_Exercise prompt_
Print out the data below. Do not alter a single line.

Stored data
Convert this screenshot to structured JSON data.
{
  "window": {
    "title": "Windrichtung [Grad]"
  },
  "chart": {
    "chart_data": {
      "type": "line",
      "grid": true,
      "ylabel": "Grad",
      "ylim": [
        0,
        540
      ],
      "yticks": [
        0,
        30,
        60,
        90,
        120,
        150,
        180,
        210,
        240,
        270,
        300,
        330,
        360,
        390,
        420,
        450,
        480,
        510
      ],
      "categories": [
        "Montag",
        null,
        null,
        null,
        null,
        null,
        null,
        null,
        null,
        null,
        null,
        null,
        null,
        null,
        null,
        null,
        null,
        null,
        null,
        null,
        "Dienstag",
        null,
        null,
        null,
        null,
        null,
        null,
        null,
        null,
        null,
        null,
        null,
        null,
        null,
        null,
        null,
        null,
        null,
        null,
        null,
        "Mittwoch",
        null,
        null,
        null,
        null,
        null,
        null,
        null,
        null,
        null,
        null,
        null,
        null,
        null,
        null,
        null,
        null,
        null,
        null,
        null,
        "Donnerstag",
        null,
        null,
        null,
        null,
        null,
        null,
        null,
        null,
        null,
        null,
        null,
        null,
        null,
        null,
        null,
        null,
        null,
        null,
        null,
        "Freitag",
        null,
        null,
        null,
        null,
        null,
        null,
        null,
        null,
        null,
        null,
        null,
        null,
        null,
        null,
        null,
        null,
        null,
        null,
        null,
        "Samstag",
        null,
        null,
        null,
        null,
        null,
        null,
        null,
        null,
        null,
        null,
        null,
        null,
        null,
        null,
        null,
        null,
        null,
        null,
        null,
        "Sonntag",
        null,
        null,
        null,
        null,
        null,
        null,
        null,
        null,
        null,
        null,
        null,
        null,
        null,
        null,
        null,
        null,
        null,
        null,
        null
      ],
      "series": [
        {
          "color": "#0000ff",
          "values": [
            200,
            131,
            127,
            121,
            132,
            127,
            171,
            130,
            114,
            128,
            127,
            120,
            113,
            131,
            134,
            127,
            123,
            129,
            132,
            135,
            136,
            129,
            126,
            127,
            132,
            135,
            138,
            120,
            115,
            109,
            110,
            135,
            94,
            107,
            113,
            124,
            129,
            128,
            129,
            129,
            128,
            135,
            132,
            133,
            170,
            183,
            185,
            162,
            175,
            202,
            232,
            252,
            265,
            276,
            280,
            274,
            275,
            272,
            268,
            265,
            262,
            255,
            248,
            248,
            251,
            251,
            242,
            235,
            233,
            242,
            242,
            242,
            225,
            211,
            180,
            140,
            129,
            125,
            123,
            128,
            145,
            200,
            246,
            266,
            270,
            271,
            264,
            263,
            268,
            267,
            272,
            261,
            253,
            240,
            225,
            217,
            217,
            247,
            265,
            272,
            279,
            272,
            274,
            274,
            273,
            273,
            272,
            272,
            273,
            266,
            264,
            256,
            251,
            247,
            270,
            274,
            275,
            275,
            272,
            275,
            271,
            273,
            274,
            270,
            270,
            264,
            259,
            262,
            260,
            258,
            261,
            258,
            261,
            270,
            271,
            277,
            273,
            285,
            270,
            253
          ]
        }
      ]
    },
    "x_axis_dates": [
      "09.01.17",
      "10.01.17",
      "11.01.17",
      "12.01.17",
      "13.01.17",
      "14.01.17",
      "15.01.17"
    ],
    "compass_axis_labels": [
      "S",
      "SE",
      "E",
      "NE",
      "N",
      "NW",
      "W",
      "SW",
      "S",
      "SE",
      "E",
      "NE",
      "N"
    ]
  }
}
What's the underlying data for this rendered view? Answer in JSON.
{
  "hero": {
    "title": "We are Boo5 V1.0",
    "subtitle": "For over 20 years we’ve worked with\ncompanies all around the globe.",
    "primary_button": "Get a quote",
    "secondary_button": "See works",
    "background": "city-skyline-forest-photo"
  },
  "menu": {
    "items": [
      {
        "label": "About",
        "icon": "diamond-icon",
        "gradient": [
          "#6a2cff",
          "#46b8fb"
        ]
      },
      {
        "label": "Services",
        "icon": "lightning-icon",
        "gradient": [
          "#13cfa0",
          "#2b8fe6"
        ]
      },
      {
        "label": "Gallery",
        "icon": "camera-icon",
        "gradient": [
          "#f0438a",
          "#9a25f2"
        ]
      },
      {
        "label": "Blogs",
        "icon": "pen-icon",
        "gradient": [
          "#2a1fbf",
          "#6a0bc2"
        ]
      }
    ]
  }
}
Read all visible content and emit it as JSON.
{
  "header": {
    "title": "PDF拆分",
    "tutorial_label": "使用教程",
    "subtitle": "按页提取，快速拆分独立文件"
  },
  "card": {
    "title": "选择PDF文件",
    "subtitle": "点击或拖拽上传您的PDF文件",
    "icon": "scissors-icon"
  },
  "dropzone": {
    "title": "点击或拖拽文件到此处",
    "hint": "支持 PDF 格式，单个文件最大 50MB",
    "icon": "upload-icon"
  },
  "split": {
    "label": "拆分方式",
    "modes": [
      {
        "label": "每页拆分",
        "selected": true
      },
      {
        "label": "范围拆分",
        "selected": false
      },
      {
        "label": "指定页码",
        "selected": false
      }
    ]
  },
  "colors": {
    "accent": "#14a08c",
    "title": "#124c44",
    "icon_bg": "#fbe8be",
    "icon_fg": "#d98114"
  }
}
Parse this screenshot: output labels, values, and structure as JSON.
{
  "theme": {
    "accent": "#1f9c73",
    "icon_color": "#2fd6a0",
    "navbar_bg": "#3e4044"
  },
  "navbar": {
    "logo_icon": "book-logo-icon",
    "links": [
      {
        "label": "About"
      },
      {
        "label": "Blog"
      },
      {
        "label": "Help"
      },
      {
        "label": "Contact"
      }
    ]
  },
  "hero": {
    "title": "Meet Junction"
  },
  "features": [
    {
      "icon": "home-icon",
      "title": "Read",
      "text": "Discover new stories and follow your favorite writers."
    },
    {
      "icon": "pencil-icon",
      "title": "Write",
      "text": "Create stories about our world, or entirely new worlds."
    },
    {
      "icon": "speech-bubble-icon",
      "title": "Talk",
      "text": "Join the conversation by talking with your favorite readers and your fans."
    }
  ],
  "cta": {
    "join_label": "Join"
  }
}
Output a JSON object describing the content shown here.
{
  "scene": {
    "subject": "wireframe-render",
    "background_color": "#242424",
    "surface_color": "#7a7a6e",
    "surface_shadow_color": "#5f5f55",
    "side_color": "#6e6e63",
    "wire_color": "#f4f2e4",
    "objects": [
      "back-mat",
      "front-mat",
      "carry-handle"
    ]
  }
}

_Your response_
Convert this screenshot to structured JSON data.
{
  "window": {
    "title": "Windrichtung [Grad]"
  },
  "chart": {
    "chart_data": {
      "type": "line",
      "grid": true,
      "ylabel": "Grad",
      "ylim": [
        0,
        540
      ],
      "yticks": [
        0,
        30,
        60,
        90,
        120,
        150,
        180,
        210,
        240,
        270,
        300,
        330,
        360,
        390,
        420,
        450,
        480,
        510
      ],
      "categories": [
        "Montag",
        null,
        null,
        null,
        null,
        null,
        null,
        null,
        null,
        null,
        null,
        null,
        null,
        null,
        null,
        null,
        null,
        null,
        null,
        null,
        "Dienstag",
        null,
        null,
        null,
        null,
        null,
        null,
        null,
        null,
        null,
        null,
        null,
        null,
        null,
        null,
        null,
        null,
        null,
        null,
        null,
        "Mittwoch",
        null,
        null,
        null,
        null,
        null,
        null,
        null,
        null,
        null,
        null,
        null,
        null,
        null,
        null,
        null,
        null,
        null,
        null,
        null,
        "Donnerstag",
        null,
        null,
        null,
        null,
        null,
        null,
        null,
        null,
        null,
        null,
        null,
        null,
        null,
        null,
        null,
        null,
        null,
        null,
        null,
        "Freitag",
        null,
        null,
        null,
        null,
        null,
        null,
        null,
        null,
        null,
        null,
        null,
        null,
        null,
        null,
        null,
        null,
        null,
        null,
        null,
        "Samstag",
        null,
        null,
        null,
        null,
        null,
        null,
        null,
        null,
        null,
        null,
        null,
        null,
        null,
        null,
        null,
        null,
        null,
        null,
        null,
        "Sonntag",
        null,
        null,
        null,
        null,
        null,
        null,
        null,
        null,
        null,
        null,
        null,
        null,
        null,
        null,
        null,
        null,
        null,
        null,
        null
      ],
      "series": [
        {
          "color": "#0000ff",
          "values": [
            200,
            131,
            127,
            121,
            132,
            127,
            171,
            130,
            114,
            128,
            127,
            120,
            113,
            131,
            134,
            127,
            123,
            129,
            132,
            135,
            136,
            129,
            126,
            127,
            132,
            135,
            138,
            120,
            115,
            109,
            110,
            135,
            94,
            107,
            113,
            124,
            129,
            128,
            129,
            129,
            128,
            135,
            132,
            133,
            170,
            183,
            185,
            162,
            175,
            202,
            232,
            252,
            265,
            276,
            280,
            274,
            275,
            272,
            268,
            265,
            262,
            255,
            248,
            248,
            251,
            251,
            242,
            235,
            233,
            242,
            242,
            242,
            225,
            211,
            180,
            140,
            129,
            125,
            123,
            128,
            145,
            200,
            246,
            266,
            270,
            271,
            264,
            263,
            268,
            267,
            272,
            261,
            253,
            240,
            225,
            217,
            217,
            247,
            265,
            272,
            279,
            272,
            274,
            274,
            273,
            273,
            272,
            272,
            273,
            266,
            264,
            256,
            251,
            247,
            270,
            274,
            275,
            275,
            272,
            275,
            271,
            273,
            274,
            270,
            270,
            264,
            259,
            262,
            260,
            258,
            261,
            258,
            261,
            270,
            271,
            277,
            273,
            285,
            270,
            253
          ]
        }
      ]
    },
    "x_axis_dates": [
      "09.01.17",
      "10.01.17",
      "11.01.17",
      "12.01.17",
      "13.01.17",
      "14.01.17",
      "15.01.17"
    ],
    "compass_axis_labels": [
      "S",
      "SE",
      "E",
      "NE",
      "N",
      "NW",
      "W",
      "SW",
      "S",
      "SE",
      "E",
      "NE",
      "N"
    ]
  }
}
What's the underlying data for this rendered view? Answer in JSON.
{
  "hero": {
    "title": "We are Boo5 V1.0",
    "subtitle": "For over 20 years we’ve worked with\ncompanies all around the globe.",
    "primary_button": "Get a quote",
    "secondary_button": "See works",
    "background": "city-skyline-forest-photo"
  },
  "menu": {
    "items": [
      {
        "label": "About",
        "icon": "diamond-icon",
        "gradient": [
          "#6a2cff",
          "#46b8fb"
        ]
      },
      {
        "label": "Services",
        "icon": "lightning-icon",
        "gradient": [
          "#13cfa0",
          "#2b8fe6"
        ]
      },
      {
        "label": "Gallery",
        "icon": "camera-icon",
        "gradient": [
          "#f0438a",
          "#9a25f2"
        ]
      },
      {
        "label": "Blogs",
        "icon": "pen-icon",
        "gradient": [
          "#2a1fbf",
          "#6a0bc2"
        ]
      }
    ]
  }
}
Read all visible content and emit it as JSON.
{
  "header": {
    "title": "PDF拆分",
    "tutorial_label": "使用教程",
    "subtitle": "按页提取，快速拆分独立文件"
  },
  "card": {
    "title": "选择PDF文件",
    "subtitle": "点击或拖拽上传您的PDF文件",
    "icon": "scissors-icon"
  },
  "dropzone": {
    "title": "点击或拖拽文件到此处",
    "hint": "支持 PDF 格式，单个文件最大 50MB",
    "icon": "upload-icon"
  },
  "split": {
    "label": "拆分方式",
    "modes": [
      {
        "label": "每页拆分",
        "selected": true
      },
      {
        "label": "范围拆分",
        "selected": false
      },
      {
        "label": "指定页码",
        "selected": false
      }
    ]
  },
  "colors": {
    "accent": "#14a08c",
    "title": "#124c44",
    "icon_bg": "#fbe8be",
    "icon_fg": "#d98114"
  }
}
Parse this screenshot: output labels, values, and structure as JSON.
{
  "theme": {
    "accent": "#1f9c73",
    "icon_color": "#2fd6a0",
    "navbar_bg": "#3e4044"
  },
  "navbar": {
    "logo_icon": "book-logo-icon",
    "links": [
      {
        "label": "About"
      },
      {
        "label": "Blog"
      },
      {
        "label": "Help"
      },
      {
        "label": "Contact"
      }
    ]
  },
  "hero": {
    "title": "Meet Junction"
  },
  "features": [
    {
      "icon": "home-icon",
      "title": "Read",
      "text": "Discover new stories and follow your favorite writers."
    },
    {
      "icon": "pencil-icon",
      "title": "Write",
      "text": "Create stories about our world, or entirely new worlds."
    },
    {
      "icon": "speech-bubble-icon",
      "title": "Talk",
      "text": "Join the conversation by talking with your favorite readers and your fans."
    }
  ],
  "cta": {
    "join_label": "Join"
  }
}
Output a JSON object describing the content shown here.
{
  "scene": {
    "subject": "wireframe-render",
    "background_color": "#242424",
    "surface_color": "#7a7a6e",
    "surface_shadow_color": "#5f5f55",
    "side_color": "#6e6e63",
    "wire_color": "#f4f2e4",
    "objects": [
      "back-mat",
      "front-mat",
      "carry-handle"
    ]
  }
}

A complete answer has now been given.